“I would say that for a 90-year-old man who has been through what he has been through, he is in exceptional shape,” one of his doctors, Peter Friedland, said at the party Saturday.

Mandela looked and sounded vigorous Friday when he gave a brief interview to a small group of reporters from The Associated Press and other media, his first such exchange in several years.

During Friday’s interview, he expressed deep concern about the poverty that still grips wide swaths of South Africa. The economy has grown steadily in recent years, but the benefits have yet to trickle to the poorest. Most blacks were stripped of resources and given inferior education under apartheid, leaving them unprepared to enjoy the country’s development now.

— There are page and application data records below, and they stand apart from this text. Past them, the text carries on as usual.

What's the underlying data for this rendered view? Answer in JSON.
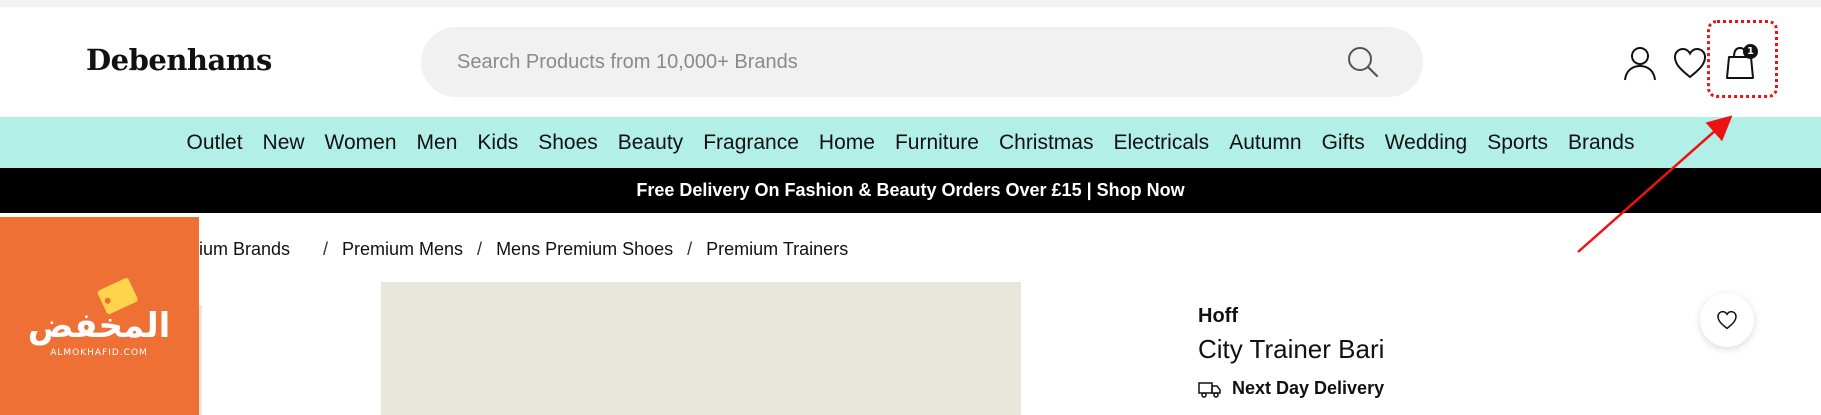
{
  "header": {
    "logo": "Debenhams",
    "search_placeholder": "Search Products from 10,000+ Brands",
    "icons": [
      "search-icon",
      "account-icon",
      "heart-icon",
      "shopping-bag-icon"
    ],
    "bag_count": "1"
  },
  "nav": {
    "items": [
      "Outlet",
      "New",
      "Women",
      "Men",
      "Kids",
      "Shoes",
      "Beauty",
      "Fragrance",
      "Home",
      "Furniture",
      "Christmas",
      "Electricals",
      "Autumn",
      "Gifts",
      "Wedding",
      "Sports",
      "Brands"
    ]
  },
  "promo": {
    "text": "Free Delivery On Fashion & Beauty Orders Over £15 | Shop Now"
  },
  "breadcrumb": {
    "items": [
      "mium Brands",
      "Premium Mens",
      "Mens Premium Shoes",
      "Premium Trainers"
    ],
    "separator": "/"
  },
  "product": {
    "brand": "Hoff",
    "name": "City Trainer Bari",
    "delivery": "Next Day Delivery"
  },
  "watermark": {
    "text_ar": "المخفض",
    "text_en": "ALMOKHAFID.COM"
  },
  "colors": {
    "nav_bg": "#b2efe6",
    "promo_bg": "#000000",
    "watermark_bg": "#ef7035",
    "highlight": "#e11111"
  }
}
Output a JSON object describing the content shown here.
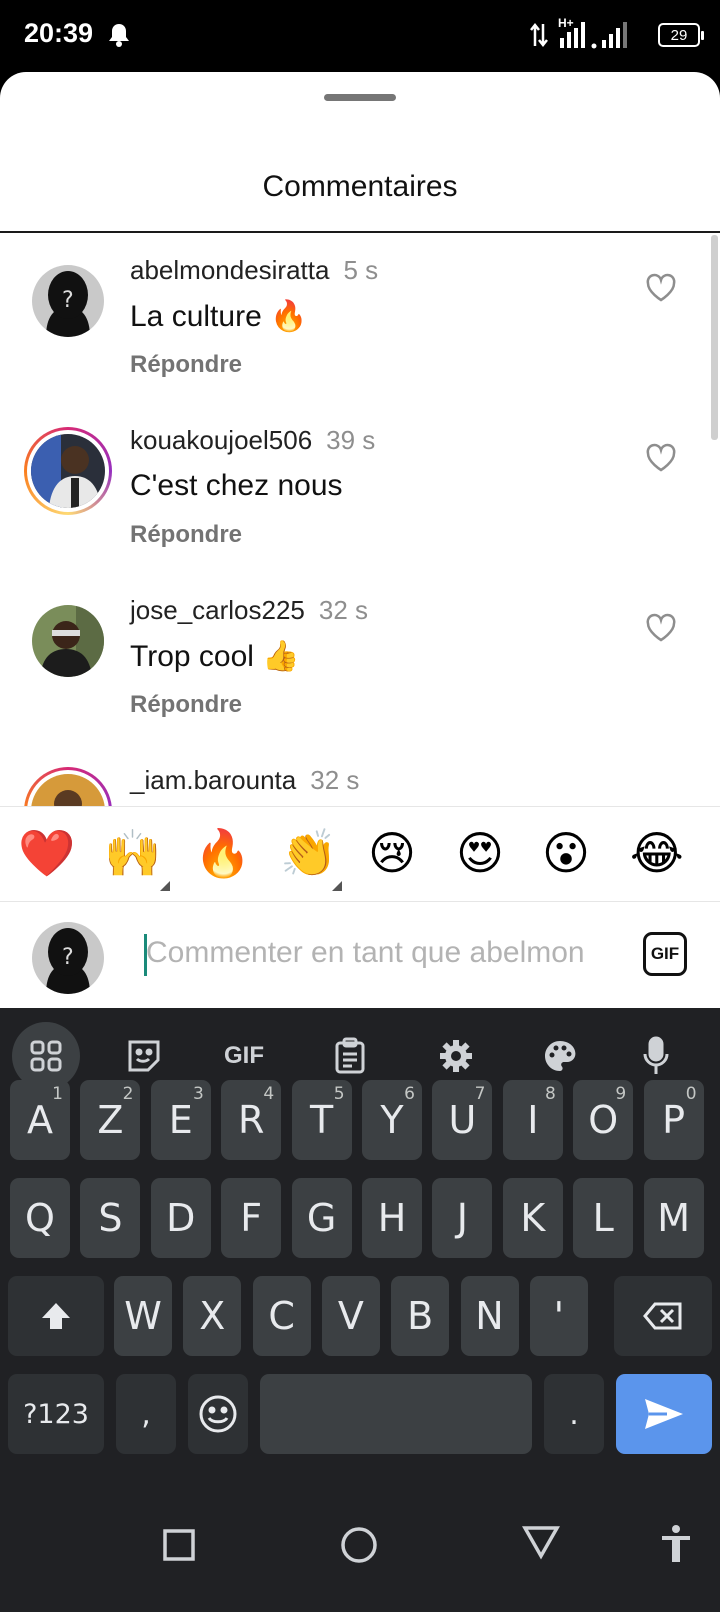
{
  "status_bar": {
    "time": "20:39",
    "bell_icon": "bell-icon",
    "network": "H+",
    "battery": "29"
  },
  "sheet": {
    "title": "Commentaires"
  },
  "comments": [
    {
      "username": "abelmondesiratta",
      "time": "5 s",
      "text": "La culture 🔥",
      "reply": "Répondre",
      "has_story_ring": false
    },
    {
      "username": "kouakoujoel506",
      "time": "39 s",
      "text": "C'est chez nous",
      "reply": "Répondre",
      "has_story_ring": true
    },
    {
      "username": "jose_carlos225",
      "time": "32 s",
      "text": "Trop cool 👍",
      "reply": "Répondre",
      "has_story_ring": false
    },
    {
      "username": "_iam.barounta",
      "time": "32 s",
      "text": "",
      "reply": "",
      "has_story_ring": true
    }
  ],
  "emoji_bar": [
    "❤️",
    "🙌",
    "🔥",
    "👏",
    "😢",
    "😍",
    "😮",
    "😂"
  ],
  "composer": {
    "placeholder": "Commenter en tant que abelmon",
    "gif_label": "GIF"
  },
  "keyboard": {
    "toolbar": {
      "gif_label": "GIF"
    },
    "row1": [
      {
        "key": "A",
        "hint": "1"
      },
      {
        "key": "Z",
        "hint": "2"
      },
      {
        "key": "E",
        "hint": "3"
      },
      {
        "key": "R",
        "hint": "4"
      },
      {
        "key": "T",
        "hint": "5"
      },
      {
        "key": "Y",
        "hint": "6"
      },
      {
        "key": "U",
        "hint": "7"
      },
      {
        "key": "I",
        "hint": "8"
      },
      {
        "key": "O",
        "hint": "9"
      },
      {
        "key": "P",
        "hint": "0"
      }
    ],
    "row2": [
      "Q",
      "S",
      "D",
      "F",
      "G",
      "H",
      "J",
      "K",
      "L",
      "M"
    ],
    "row3": [
      "W",
      "X",
      "C",
      "V",
      "B",
      "N",
      "'"
    ],
    "row4": {
      "symbols": "?123",
      "comma": ",",
      "period": "."
    }
  },
  "colors": {
    "keyboard_bg": "#202124",
    "key_bg": "#3c4043",
    "enter_bg": "#5b95ec",
    "cursor": "#1a8a7a"
  }
}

Mandela’s message was simple – the wealthy must do more.

“There are many people in South Africa who are rich and who can share those riches with those not so fortunate, who have not been able to conquer poverty,” Mandela said Friday.

While Saturday’s occasion was celebratory, there were also a few somber moments.

Nandi Mandela called on her grandfather’s fans to emulate him by “making a difference in your own communities.”

“This is one of the gifts you can give him,” she said as her grandfather nodded.

George Bizos, a lawyer who defended Mandela and other anti-apartheid leaders during the era of white rule, urged young and old to try and understand what his old friend stood for.

“It’s the solution to the problems that are facing the country, facing the continent, facing the world,” he said.

But one guest worries that the legacy of Mandela and other “giants” of the struggle against apartheid such as Walter Sisulu and Oliver Tambo is being lost.

“What have we learned? Were their sacrifices for nothing?” businesswoman Pam Pokane said in an interview pointing out corruption, poverty and a growing sense of political disillusion in South Africa.

“We have lost our moral compass. We have lost who we are and why we went into the struggle,” she said.

Photo: Nelson Mandela